**RECORDS FOR THIS EXERCISE**:

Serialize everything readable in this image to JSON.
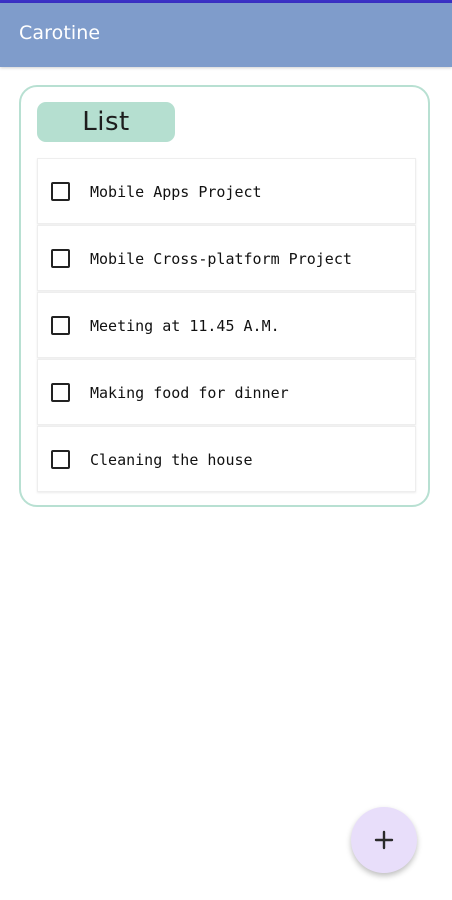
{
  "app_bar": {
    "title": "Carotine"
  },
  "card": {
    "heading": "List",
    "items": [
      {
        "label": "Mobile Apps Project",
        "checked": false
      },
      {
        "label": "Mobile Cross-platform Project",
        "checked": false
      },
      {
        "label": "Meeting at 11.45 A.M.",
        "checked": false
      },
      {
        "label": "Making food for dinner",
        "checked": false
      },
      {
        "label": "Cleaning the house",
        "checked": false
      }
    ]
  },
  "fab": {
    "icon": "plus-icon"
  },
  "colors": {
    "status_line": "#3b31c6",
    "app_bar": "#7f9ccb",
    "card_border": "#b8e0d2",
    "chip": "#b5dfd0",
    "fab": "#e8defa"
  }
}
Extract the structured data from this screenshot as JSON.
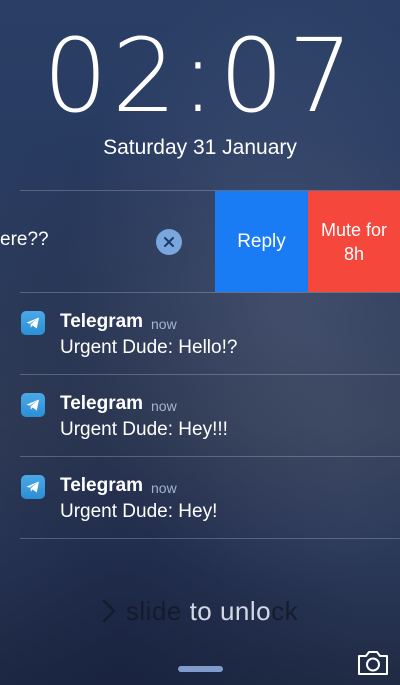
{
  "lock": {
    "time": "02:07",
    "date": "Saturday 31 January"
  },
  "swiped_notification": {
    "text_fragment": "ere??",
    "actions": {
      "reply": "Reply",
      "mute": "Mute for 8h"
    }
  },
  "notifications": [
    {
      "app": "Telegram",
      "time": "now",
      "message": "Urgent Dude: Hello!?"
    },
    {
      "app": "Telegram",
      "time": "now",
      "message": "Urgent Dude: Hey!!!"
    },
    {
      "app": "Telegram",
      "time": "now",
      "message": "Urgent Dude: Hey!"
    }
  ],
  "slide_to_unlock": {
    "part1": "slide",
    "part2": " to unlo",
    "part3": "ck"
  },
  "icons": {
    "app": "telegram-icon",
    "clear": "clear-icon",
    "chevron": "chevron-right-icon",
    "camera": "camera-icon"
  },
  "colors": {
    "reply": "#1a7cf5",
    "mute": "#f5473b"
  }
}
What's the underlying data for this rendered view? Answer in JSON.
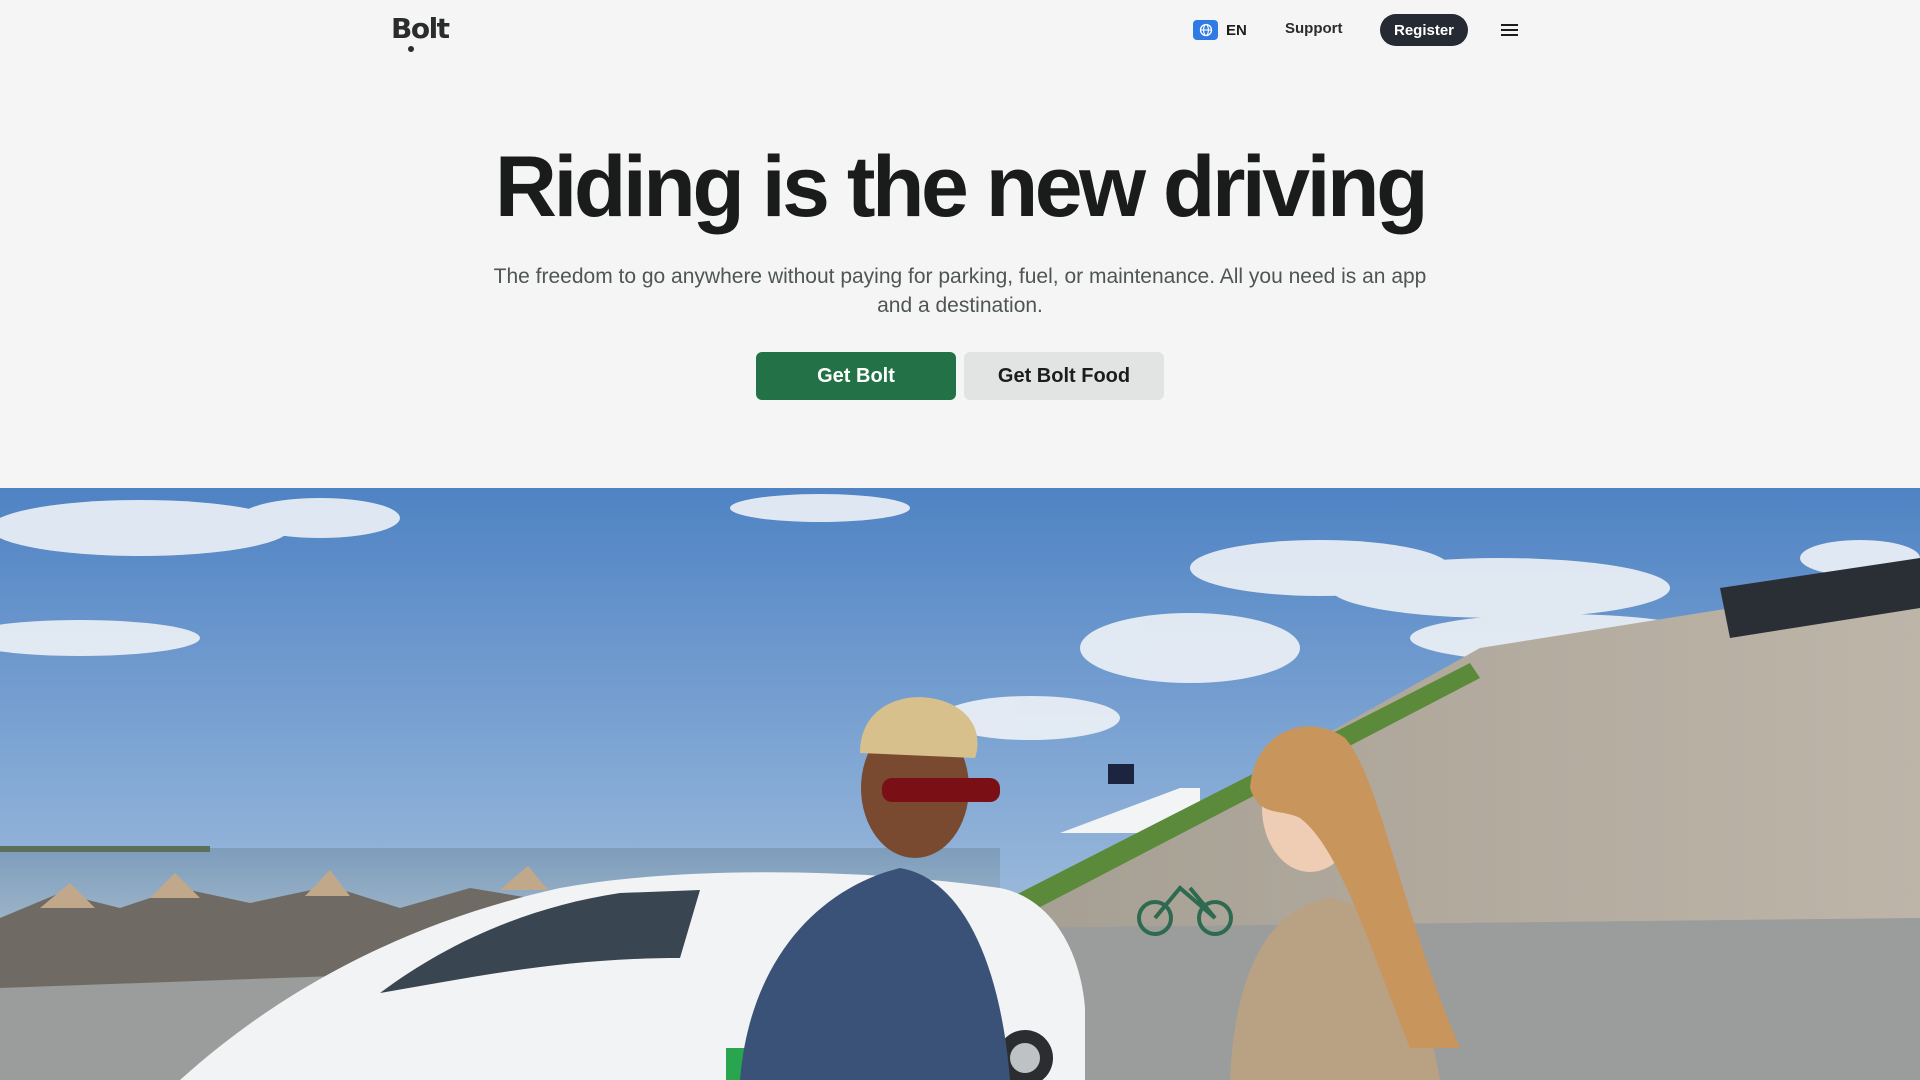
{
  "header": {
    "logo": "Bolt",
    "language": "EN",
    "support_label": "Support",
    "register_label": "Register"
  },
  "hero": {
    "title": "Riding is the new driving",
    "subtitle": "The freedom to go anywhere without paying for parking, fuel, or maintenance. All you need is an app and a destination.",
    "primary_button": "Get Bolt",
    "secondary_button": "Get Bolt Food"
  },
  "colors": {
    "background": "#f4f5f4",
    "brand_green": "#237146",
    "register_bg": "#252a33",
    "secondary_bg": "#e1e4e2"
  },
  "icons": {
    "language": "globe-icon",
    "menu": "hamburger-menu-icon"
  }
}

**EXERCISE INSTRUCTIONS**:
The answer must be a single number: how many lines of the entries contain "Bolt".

**YOUR RESPONSE**:
3